§ WORK ITEM
Scan the listing below for the string "Musée" and copy each line where it turns up.

--- RECORDED DATA Enclosed Below ---

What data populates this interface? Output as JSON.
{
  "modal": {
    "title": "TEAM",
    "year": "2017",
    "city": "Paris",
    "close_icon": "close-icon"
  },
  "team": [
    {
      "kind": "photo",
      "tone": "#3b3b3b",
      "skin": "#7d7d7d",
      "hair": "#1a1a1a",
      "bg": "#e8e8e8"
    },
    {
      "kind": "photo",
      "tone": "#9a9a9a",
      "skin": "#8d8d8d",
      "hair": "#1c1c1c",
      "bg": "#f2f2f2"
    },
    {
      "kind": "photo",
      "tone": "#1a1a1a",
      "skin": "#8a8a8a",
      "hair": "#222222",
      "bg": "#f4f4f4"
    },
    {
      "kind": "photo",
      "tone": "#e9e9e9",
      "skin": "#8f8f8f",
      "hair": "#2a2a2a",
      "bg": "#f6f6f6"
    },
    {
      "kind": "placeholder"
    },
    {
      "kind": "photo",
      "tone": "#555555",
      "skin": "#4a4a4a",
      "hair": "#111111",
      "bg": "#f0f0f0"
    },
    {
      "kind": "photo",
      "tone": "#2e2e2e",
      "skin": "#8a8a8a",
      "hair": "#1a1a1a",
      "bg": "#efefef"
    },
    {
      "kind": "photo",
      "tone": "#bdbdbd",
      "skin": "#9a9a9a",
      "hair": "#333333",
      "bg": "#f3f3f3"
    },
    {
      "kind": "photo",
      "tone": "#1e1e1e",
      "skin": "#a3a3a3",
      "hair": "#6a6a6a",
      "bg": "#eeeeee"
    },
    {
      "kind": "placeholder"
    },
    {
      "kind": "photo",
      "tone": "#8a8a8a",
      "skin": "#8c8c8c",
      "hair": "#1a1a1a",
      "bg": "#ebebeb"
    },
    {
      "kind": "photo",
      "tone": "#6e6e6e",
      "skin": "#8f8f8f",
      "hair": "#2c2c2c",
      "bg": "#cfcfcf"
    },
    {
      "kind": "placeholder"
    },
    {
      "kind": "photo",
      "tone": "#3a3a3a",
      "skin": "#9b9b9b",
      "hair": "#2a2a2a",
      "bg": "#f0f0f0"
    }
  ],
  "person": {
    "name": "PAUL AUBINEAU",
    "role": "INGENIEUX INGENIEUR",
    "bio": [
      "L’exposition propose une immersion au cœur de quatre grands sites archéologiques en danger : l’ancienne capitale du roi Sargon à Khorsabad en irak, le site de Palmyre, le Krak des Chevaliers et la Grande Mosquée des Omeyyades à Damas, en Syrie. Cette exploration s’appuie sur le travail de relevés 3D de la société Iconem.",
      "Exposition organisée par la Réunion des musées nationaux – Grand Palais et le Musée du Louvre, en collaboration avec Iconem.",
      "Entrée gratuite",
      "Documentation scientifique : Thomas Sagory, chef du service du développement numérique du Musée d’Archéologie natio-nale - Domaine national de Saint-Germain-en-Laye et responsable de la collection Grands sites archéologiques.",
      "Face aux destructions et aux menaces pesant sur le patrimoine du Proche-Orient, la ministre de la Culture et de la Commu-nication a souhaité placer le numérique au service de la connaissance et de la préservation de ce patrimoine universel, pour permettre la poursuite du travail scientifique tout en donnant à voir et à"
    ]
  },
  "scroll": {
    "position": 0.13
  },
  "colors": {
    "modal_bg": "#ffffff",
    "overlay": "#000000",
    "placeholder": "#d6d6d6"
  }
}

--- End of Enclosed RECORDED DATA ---

§ WRITTEN ANSWER
      "Exposition organisée par la Réunion des musées nationaux – Grand Palais et le Musée du Louvre, en collaboration avec Iconem.",
      "Documentation scientifique : Thomas Sagory, chef du service du développement numérique du Musée d’Archéologie natio-nale - Domaine national de Saint-Germain-en-Laye et responsable de la collection Grands sites archéologiques.",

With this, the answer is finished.